CAPE CANAVERAL — NASA invited Penn State Lehigh Valley instructor and FOX43 meteorologist Drew Anderson to the rocket launch of their newest communications satellite on August 18 in Cape Canaveral, Florida.
This satellite will allow NASA to continue to communicate to the International Space Station, The Hubble Telescope and other objects NASA launches for the next 15 years.
NASA selected less than two dozen people for special access to this launch, and Anderson was one of them.
Anderson got this once in a lifetime experience because NASA was impressed with innovative work on his professional social media pages and at Penn State Lehigh Valley.

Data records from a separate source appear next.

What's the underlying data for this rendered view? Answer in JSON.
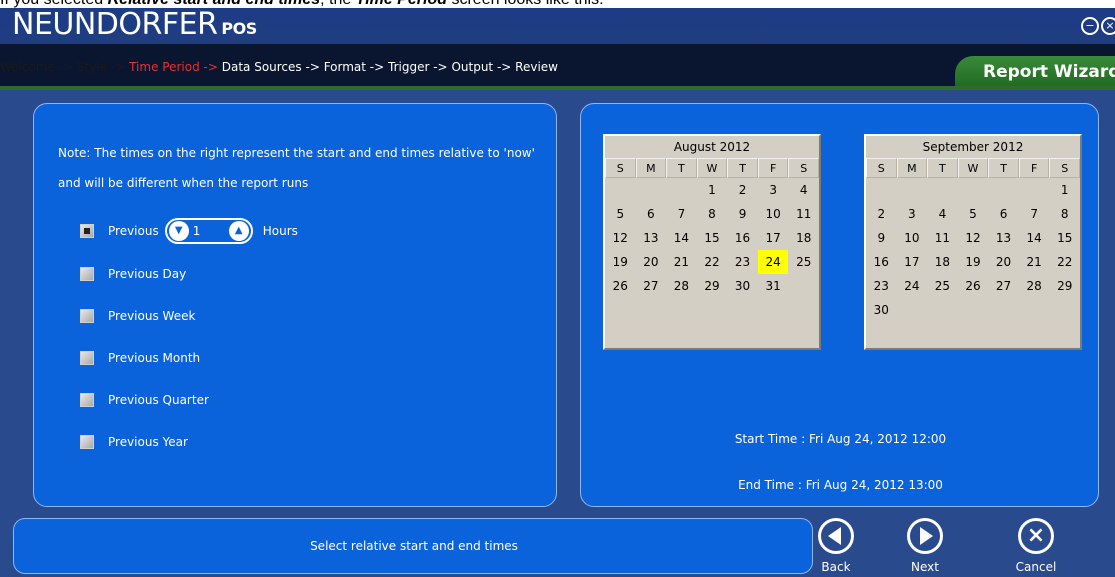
{
  "caption": {
    "prefix": "If you selected ",
    "emphasis": "Relative start and end times",
    "middle": ", the ",
    "emphasis2": "Time Period",
    "suffix": " screen looks like this:"
  },
  "app": {
    "brand": "NEUNDORFER",
    "brand_sub": "POS",
    "minimize_glyph": "−",
    "close_glyph": "×"
  },
  "breadcrumb": {
    "items": [
      {
        "label": "Welcome ->",
        "state": "done"
      },
      {
        "label": "Style ->",
        "state": "done"
      },
      {
        "label": "Time Period ->",
        "state": "active"
      },
      {
        "label": "Data Sources ->",
        "state": "pending"
      },
      {
        "label": "Format ->",
        "state": "pending"
      },
      {
        "label": "Trigger ->",
        "state": "pending"
      },
      {
        "label": "Output ->",
        "state": "pending"
      },
      {
        "label": "Review",
        "state": "pending"
      }
    ],
    "wizard_tab": "Report Wizard"
  },
  "left_panel": {
    "note": "Note: The times on the right represent the start and end times relative to 'now' and will be different when the report runs",
    "options": [
      {
        "label": "Previous",
        "checked": true,
        "stepper_value": "1",
        "unit": "Hours"
      },
      {
        "label": "Previous Day",
        "checked": false
      },
      {
        "label": "Previous Week",
        "checked": false
      },
      {
        "label": "Previous Month",
        "checked": false
      },
      {
        "label": "Previous Quarter",
        "checked": false
      },
      {
        "label": "Previous Year",
        "checked": false
      }
    ],
    "stepper_down_glyph": "▼",
    "stepper_up_glyph": "▲"
  },
  "calendars": [
    {
      "title": "August 2012",
      "weekdays": [
        "S",
        "M",
        "T",
        "W",
        "T",
        "F",
        "S"
      ],
      "first_weekday": 3,
      "days": 31,
      "highlight": 24
    },
    {
      "title": "September 2012",
      "weekdays": [
        "S",
        "M",
        "T",
        "W",
        "T",
        "F",
        "S"
      ],
      "first_weekday": 6,
      "days": 30,
      "highlight": null
    }
  ],
  "times": {
    "start": "Start Time : Fri Aug 24, 2012 12:00",
    "end": "End Time : Fri Aug 24, 2012 13:00"
  },
  "status": {
    "text": "Select relative start and end times"
  },
  "nav": {
    "back": "Back",
    "next": "Next",
    "cancel": "Cancel"
  },
  "colors": {
    "panel": "#0b63dc",
    "background": "#2a4a8e",
    "crumb_active": "#e53030",
    "calendar_bg": "#d4cfc4",
    "highlight": "#ffff00",
    "wizard_tab": "#2f7a2f"
  }
}
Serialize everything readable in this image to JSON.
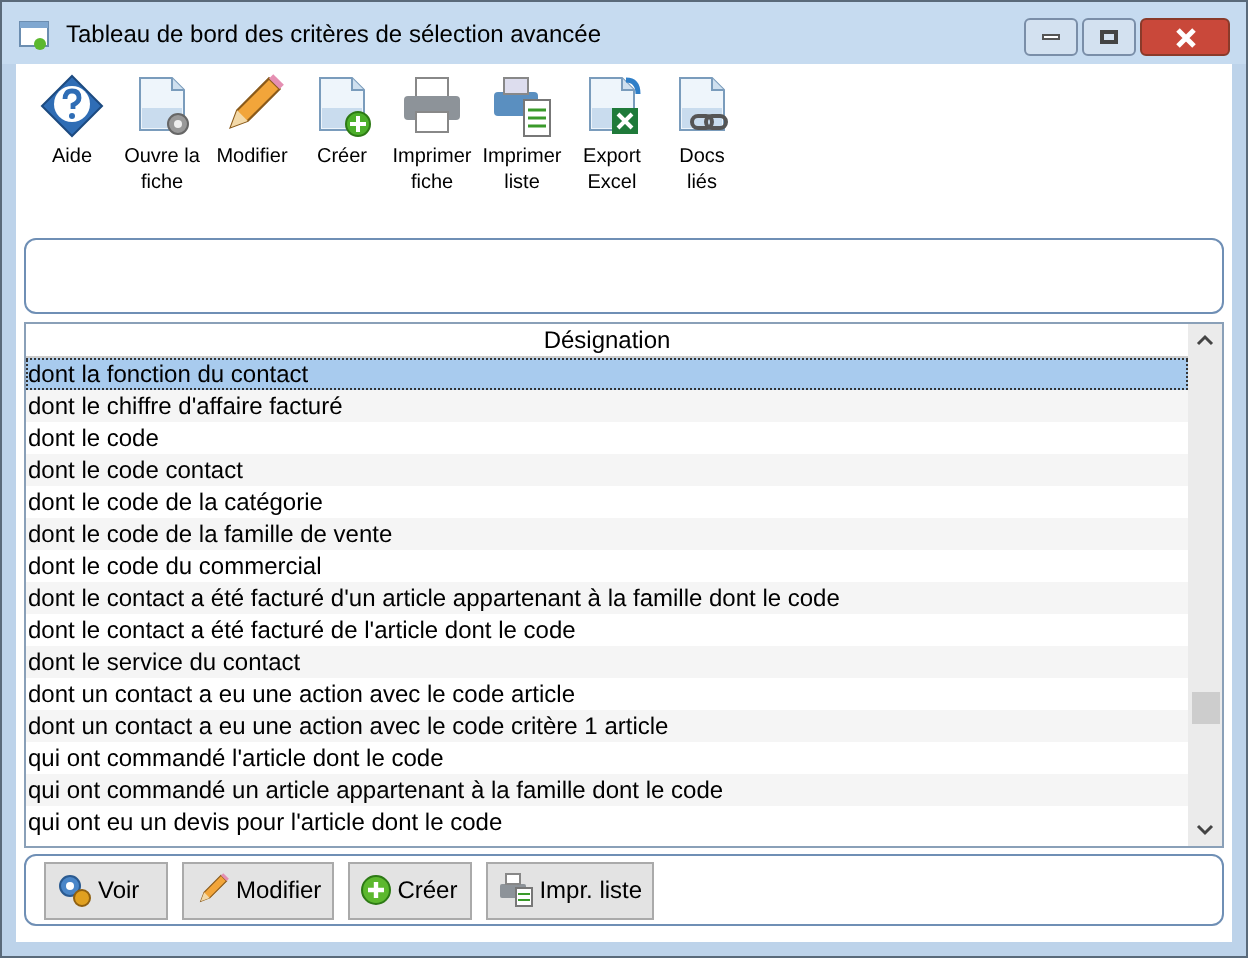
{
  "window": {
    "title": "Tableau de bord des critères de sélection avancée"
  },
  "toolbar": [
    {
      "kind": "help",
      "label": "Aide"
    },
    {
      "kind": "open",
      "label": "Ouvre la fiche"
    },
    {
      "kind": "edit",
      "label": "Modifier"
    },
    {
      "kind": "create",
      "label": "Créer"
    },
    {
      "kind": "print",
      "label": "Imprimer fiche"
    },
    {
      "kind": "printlist",
      "label": "Imprimer liste"
    },
    {
      "kind": "excel",
      "label": "Export Excel"
    },
    {
      "kind": "docs",
      "label": "Docs liés"
    }
  ],
  "table": {
    "columns": [
      "Désignation"
    ],
    "rows": [
      {
        "text": "dont la fonction du contact",
        "selected": true
      },
      {
        "text": "dont le chiffre d'affaire facturé",
        "selected": false
      },
      {
        "text": "dont le code",
        "selected": false
      },
      {
        "text": "dont le code contact",
        "selected": false
      },
      {
        "text": "dont le code de la catégorie",
        "selected": false
      },
      {
        "text": "dont le code de la famille de vente",
        "selected": false
      },
      {
        "text": "dont le code du commercial",
        "selected": false
      },
      {
        "text": "dont le contact a été facturé d'un article appartenant à la famille dont le code",
        "selected": false
      },
      {
        "text": "dont le contact a été facturé de l'article dont le code",
        "selected": false
      },
      {
        "text": "dont le service du contact",
        "selected": false
      },
      {
        "text": "dont un contact a eu une action avec le code article",
        "selected": false
      },
      {
        "text": "dont un contact a eu une action avec le code critère 1 article",
        "selected": false
      },
      {
        "text": "qui ont commandé l'article dont le code",
        "selected": false
      },
      {
        "text": "qui ont commandé un article appartenant à la famille dont le code",
        "selected": false
      },
      {
        "text": "qui ont eu un devis pour l'article dont le code",
        "selected": false
      }
    ]
  },
  "buttons": [
    {
      "kind": "view",
      "label": "Voir"
    },
    {
      "kind": "edit",
      "label": "Modifier"
    },
    {
      "kind": "create",
      "label": "Créer"
    },
    {
      "kind": "printlist",
      "label": "Impr. liste"
    }
  ]
}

In his application, Anderson explained how Penn State Lehigh Valley students will experience the rocket launch and unprecedented access to the NASA facilities with him — even if they are not technically there.
That’s because Anderson used a special camera to a film a 360-degree video of the launch, the behind-the-scenes tours, and interviews with scientists.
Due to this perspective, students will be able to put on a 360-video headset and experience the video as if they were there.
When a student turns his head to the right, he will see what he would have seen if he had been looking right at the NASA rocket launch. When another student wearing the headset turns around, she will see what would have been happening behind her at that moment in the NASA rocket launch facility. 360 video is also available for viewing without a headset and still offer the 360-viewing capability.
“Virtual reality is a part of Penn State Lehigh Valley's dedication to enhancing technology on campus,” said Kate Morgan, director of virtual education. “Last year we asked our students about technology and the interest in exploring virtual reality was on the top of their list. The students are engaged and part of the process at Penn State Lehigh Valley.”
Over the summer, the campus installed a virtual reality room and purchased HTC Vive headsets.
Beginning this fall, those 360-degree videos and more immersive virtual reality experiences will be incorporated into classes at Lehigh Valley as a way to engage students with real-world examples and active learning. In addition to the NASA filming, several videos were recorded in the rain forest and coral reefs of Puerto Rico this summer.
“There are some exciting things happening in the field of virtual education,” Morgan said.
The school plans to grow their immersive learning experiences through the purchase of more 360 cameras and additional technology throughout the school year.